The Nuances of Vocal Changes During Male-to-Female Transition
For transgender women, one of the most delicate and complex aspects of transitioning is finding the right voice. Unlike their female-to-male counterparts, whose voices are dramatically altered by testosterone, transgender women face a tougher challenge in finding a voice that affirms their identity.
However, with time, practice, and an understanding the nuances of vocal changes during male-to-female transition can develop a voice that feels authentic.
Why the Voice Matters for Affirmation
Our voice is intrinsically tied to our sense of self. It is how we communicate our personality, thoughts, and emotions. For transgender individuals, hearing a voice that clashes with their gender identity can induce profound distress and dysphoria.

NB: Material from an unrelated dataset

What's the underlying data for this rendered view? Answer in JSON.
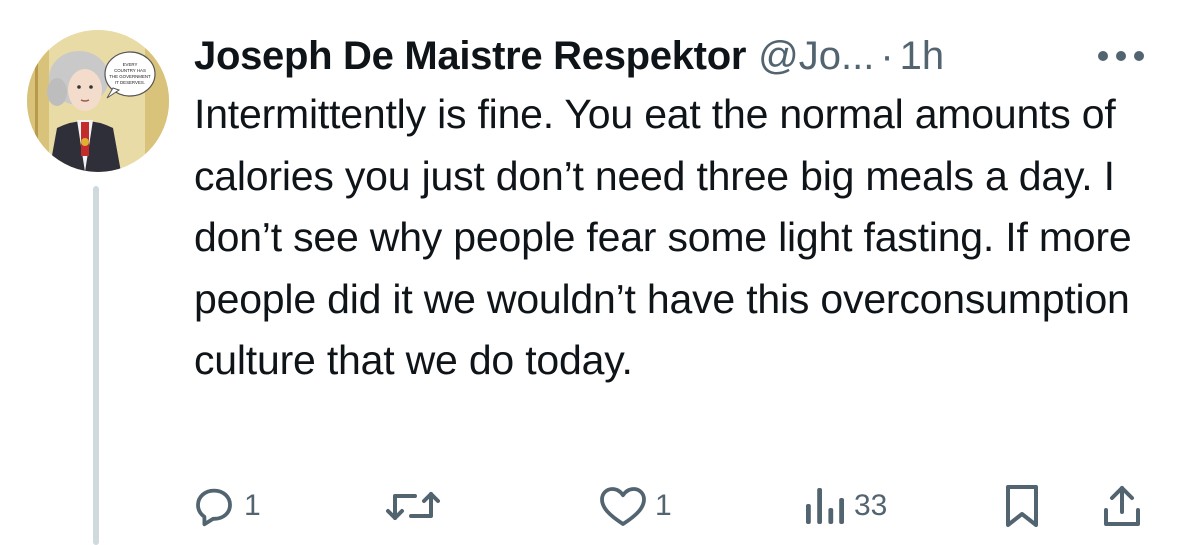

For transgender women, a masculine-sounding voice provokes social misgendering and undermines their presentation as female.
Finding a softer, more feminine voice is not merely cosmetic, but crucial for living authentically as their affirmed gender. However, this process requires nuance, patience, and often professional guidance.
The Limited Effects of Hormones on the Voice
When beginning a medical transition, many transgender women expect hormone therapy to change their voices. Estrogen and anti-androgens certainly facilitate female physical characteristics but have minimal impacts on the voice.
Some women do notice subtle changes to vocal pitch or quality after beginning hormones. YouTube vlogger Lady Rose shared clips demonstrating her voice before, during, and after several years of hormone therapy.
While her current voice sounds slightly higher/softer than her initial tone, the difference has been very gradual over the years.
The consensus among doctors is that transgender women cannot rely on hormones alone to achieve significant vocal changes. This is especially true for those who underwent male puberty when high testosterone levels deepened the voice irreversibly.
Vocal Training Targets Pitch, Resonance, and More
Seeking professional vocal training is recommended for transgender women who desire meaningful vocal changes. Speech pathologists can provide exercises to raise pitch, adjust resonance, improve breath control, and adopt feminine speech patterns.
Key areas of focus include:
- Pitch – Training the vocal cords to increase the frequency of vibration and achieve a higher-pitched voice. This takes regular practice and conscious control when speaking.
- Resonance – Learning to direct voice vibrations to resonate more in the head rather than the chest. Head resonance produces a softer, feminine timbre.
- Intonation – Adopting feminine speech patterns, including more expressive ups and downs in pitch instead of a monotone voice.
With a dedication to these vocal training techniques, transgender women can gain control over a more feminine-sounding voice. However, this is a process requiring commitment and time to relearn speech habits permanently.
Vocal Surgery Permanently Alters the Voice
Another option is vocal feminization surgery, which mechanically alters the voicebox to raise pitch. This surgery shortens or thins the vocal cords, allowing them to vibrate at a higher frequency to produce a female pitch. However, it has limitations and risks.
The surgery often raises pitch only partially, still requiring voice training to maximize results. There are also risks of vocal strain, fatigue, or loss of range after surgery. And as an invasive procedure, it carries risks like any major surgery. The high costs are also prohibitive for many transgender women.
Though results vary by individual, vocal surgery may offer permanent voice changes for transgender women unsatisfied with vocal training alone. It should be considered carefully, as hormones and training alone can produce feminine voice changes for many.
Finding the Truest Voice Takes Time and Practice
While an overtly feminine voice may seem the ultimate goal for transgender women, in truth the most affirming voice is one that feels organic and sincere. A strained, exaggeratedly feminine voice draws unwanted attention and feels inauthentic.
YouTube vlogger Lady Rose explains that after years of hormone therapy, her voice falls into a comfortable androgynous range. Not distinctly masculine nor feminine, her unique voice simply feels right for her.
The transition journey is very personal. With practice, transgender women can develop a voice that resonates as their own. Patience and dedication to vocal training can help transgender women find the truest vocal expression of their womanhood.
The Nuances of Vocal Changes During Male-to-Female Transition: Conclusion
In conclusion, the journey of finding the right voice during a male-to-female transition is a complex and nuanced process that is deeply intertwined with a transgender woman's sense of self and authenticity. A voice that aligns with one's gender identity is essential for living authentically and reducing dysphoria.
While hormone therapy can facilitate some subtle vocal changes, it is not a reliable method for achieving significant shifts in the voice, particularly for those who experienced male puberty.
Ultimately, the goal is not just achieving an overtly feminine voice but finding a voice that feels genuine and natural. For some transgender women, this may be an androgynous voice that aligns with their unique identity.
The transition journey is deeply personal, and with practice, patience, and dedication to vocal training, transgender women can discover the truest vocal expression of their womanhood. It is a journey towards self-acceptance and authenticity, and every step taken is a meaningful one in this process.